Provided entries section start

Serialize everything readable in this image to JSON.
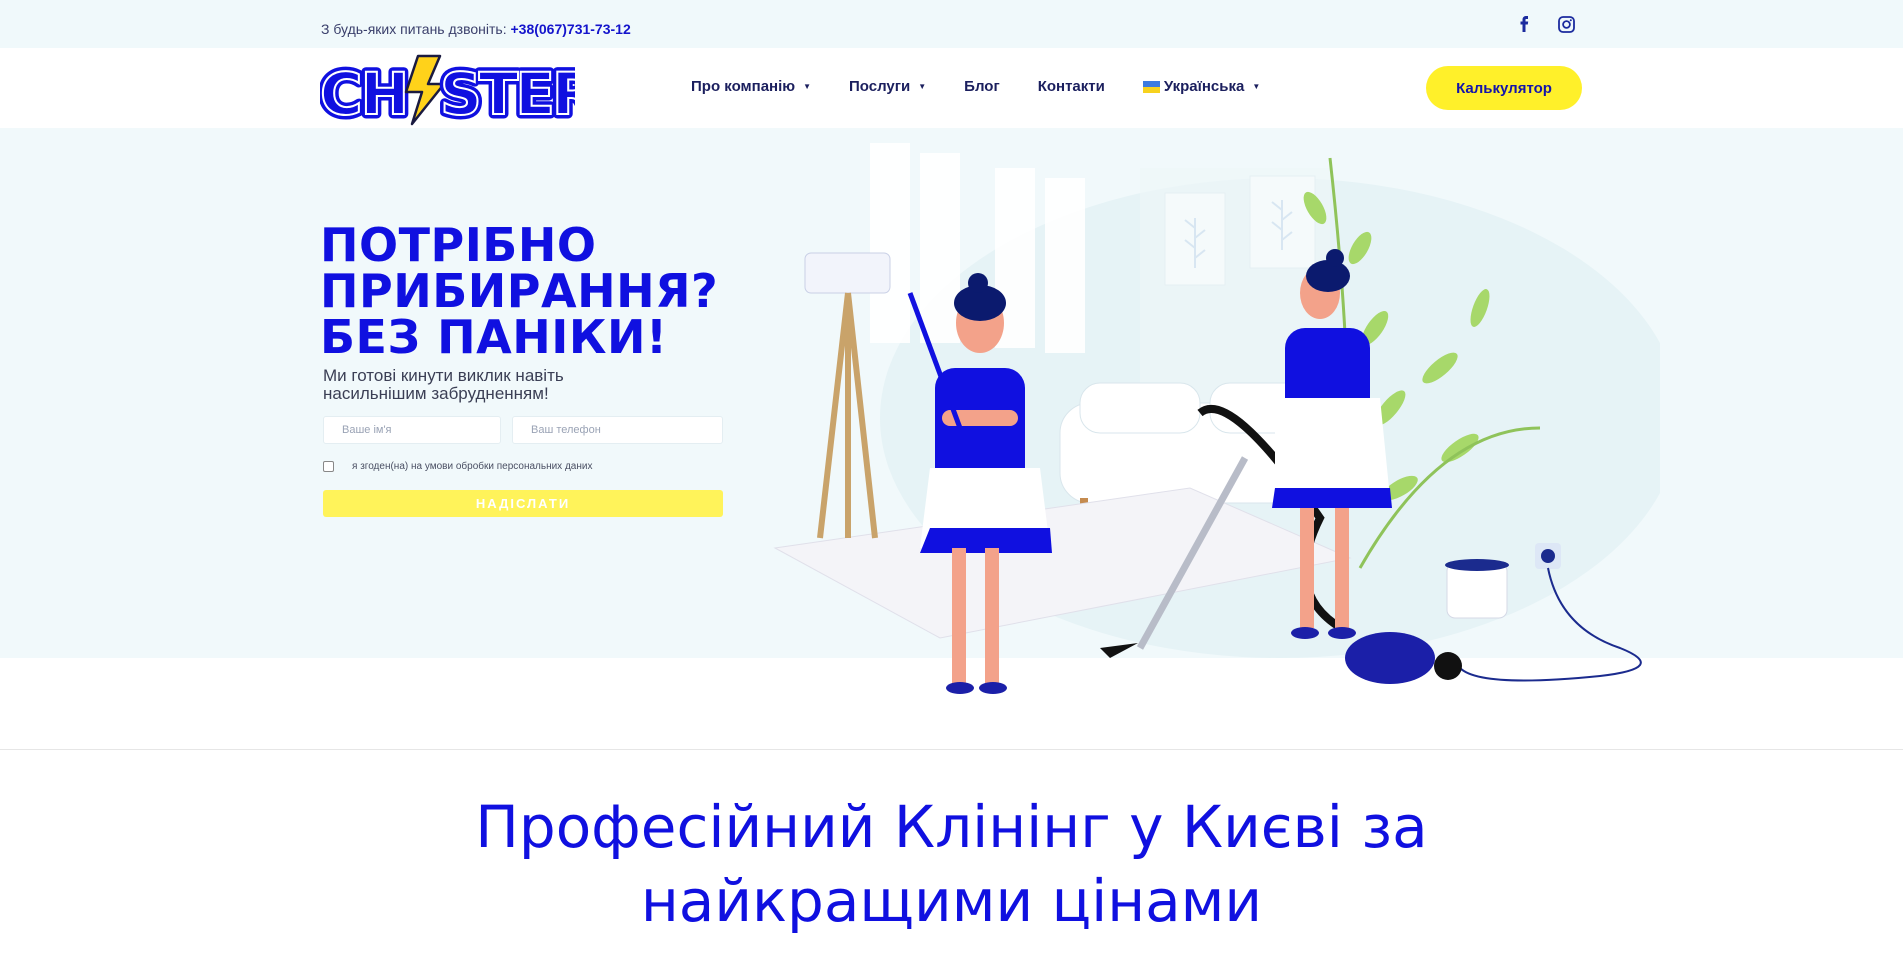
{
  "topbar": {
    "call_text": "З будь-яких питань дзвоніть:",
    "phone": "+38(067)731-73-12",
    "social": [
      {
        "icon": "facebook-icon",
        "label": "f"
      },
      {
        "icon": "instagram-icon",
        "label": ""
      }
    ]
  },
  "header": {
    "logo_text": "CHISTER",
    "nav": [
      {
        "label": "Про компанію",
        "has_dropdown": true
      },
      {
        "label": "Послуги",
        "has_dropdown": true
      },
      {
        "label": "Блог",
        "has_dropdown": false
      },
      {
        "label": "Контакти",
        "has_dropdown": false
      },
      {
        "label": "Українська",
        "has_dropdown": true,
        "flag": "ukraine-flag-icon"
      }
    ],
    "cta_label": "Калькулятор"
  },
  "hero": {
    "title_lines": [
      "ПОТРІБНО",
      "ПРИБИРАННЯ?",
      "БЕЗ ПАНІКИ!"
    ],
    "subtitle_line1": "Ми готові кинути виклик навіть",
    "subtitle_line2": "насильнішим забрудненням!",
    "form": {
      "name_placeholder": "Ваше ім'я",
      "phone_placeholder": "Ваш телефон",
      "consent_label": "я згоден(на) на умови обробки персональних даних",
      "submit_label": "НАДІСЛАТИ"
    }
  },
  "section": {
    "headline_line1": "Професійний Клінінг у Києві за",
    "headline_line2": "найкращими цінами"
  },
  "colors": {
    "brand_blue": "#1010e0",
    "brand_yellow": "#fff02a",
    "hero_bg": "#f1f9fb",
    "navy": "#1b1f5e"
  }
}
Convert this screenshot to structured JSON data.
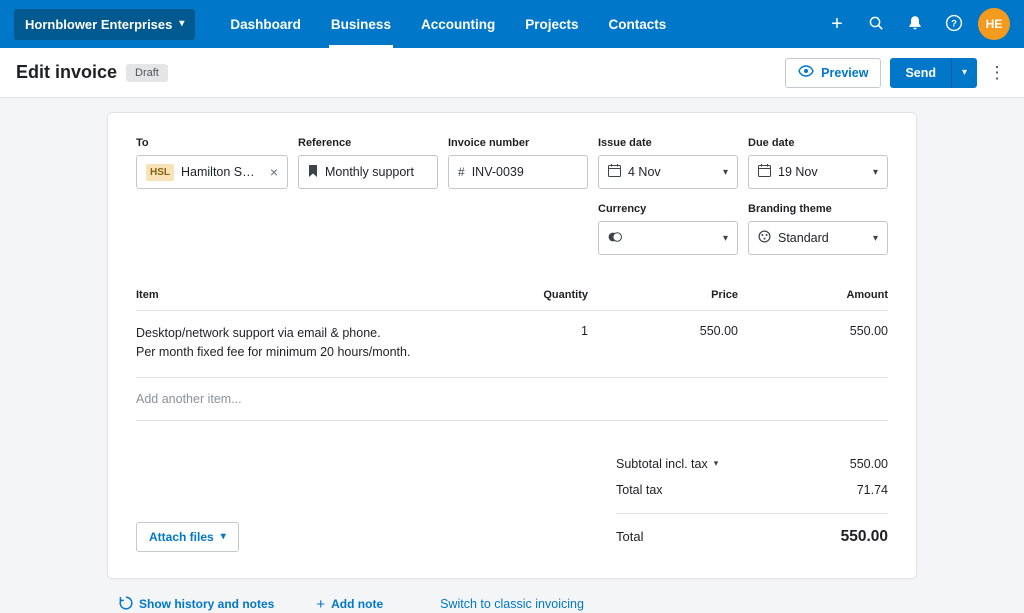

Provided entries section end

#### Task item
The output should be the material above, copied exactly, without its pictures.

#### Your solution
Serialize everything readable in this image to JSON.
{
  "topbar": {
    "call_text": "З будь-яких питань дзвоніть:",
    "phone": "+38(067)731-73-12",
    "social": [
      {
        "icon": "facebook-icon",
        "label": "f"
      },
      {
        "icon": "instagram-icon",
        "label": ""
      }
    ]
  },
  "header": {
    "logo_text": "CHISTER",
    "nav": [
      {
        "label": "Про компанію",
        "has_dropdown": true
      },
      {
        "label": "Послуги",
        "has_dropdown": true
      },
      {
        "label": "Блог",
        "has_dropdown": false
      },
      {
        "label": "Контакти",
        "has_dropdown": false
      },
      {
        "label": "Українська",
        "has_dropdown": true,
        "flag": "ukraine-flag-icon"
      }
    ],
    "cta_label": "Калькулятор"
  },
  "hero": {
    "title_lines": [
      "ПОТРІБНО",
      "ПРИБИРАННЯ?",
      "БЕЗ ПАНІКИ!"
    ],
    "subtitle_line1": "Ми готові кинути виклик навіть",
    "subtitle_line2": "насильнішим забрудненням!",
    "form": {
      "name_placeholder": "Ваше ім'я",
      "phone_placeholder": "Ваш телефон",
      "consent_label": "я згоден(на) на умови обробки персональних даних",
      "submit_label": "НАДІСЛАТИ"
    }
  },
  "section": {
    "headline_line1": "Професійний Клінінг у Києві за",
    "headline_line2": "найкращими цінами"
  },
  "colors": {
    "brand_blue": "#1010e0",
    "brand_yellow": "#fff02a",
    "hero_bg": "#f1f9fb",
    "navy": "#1b1f5e"
  }
}
Convert this screenshot to structured JSON data.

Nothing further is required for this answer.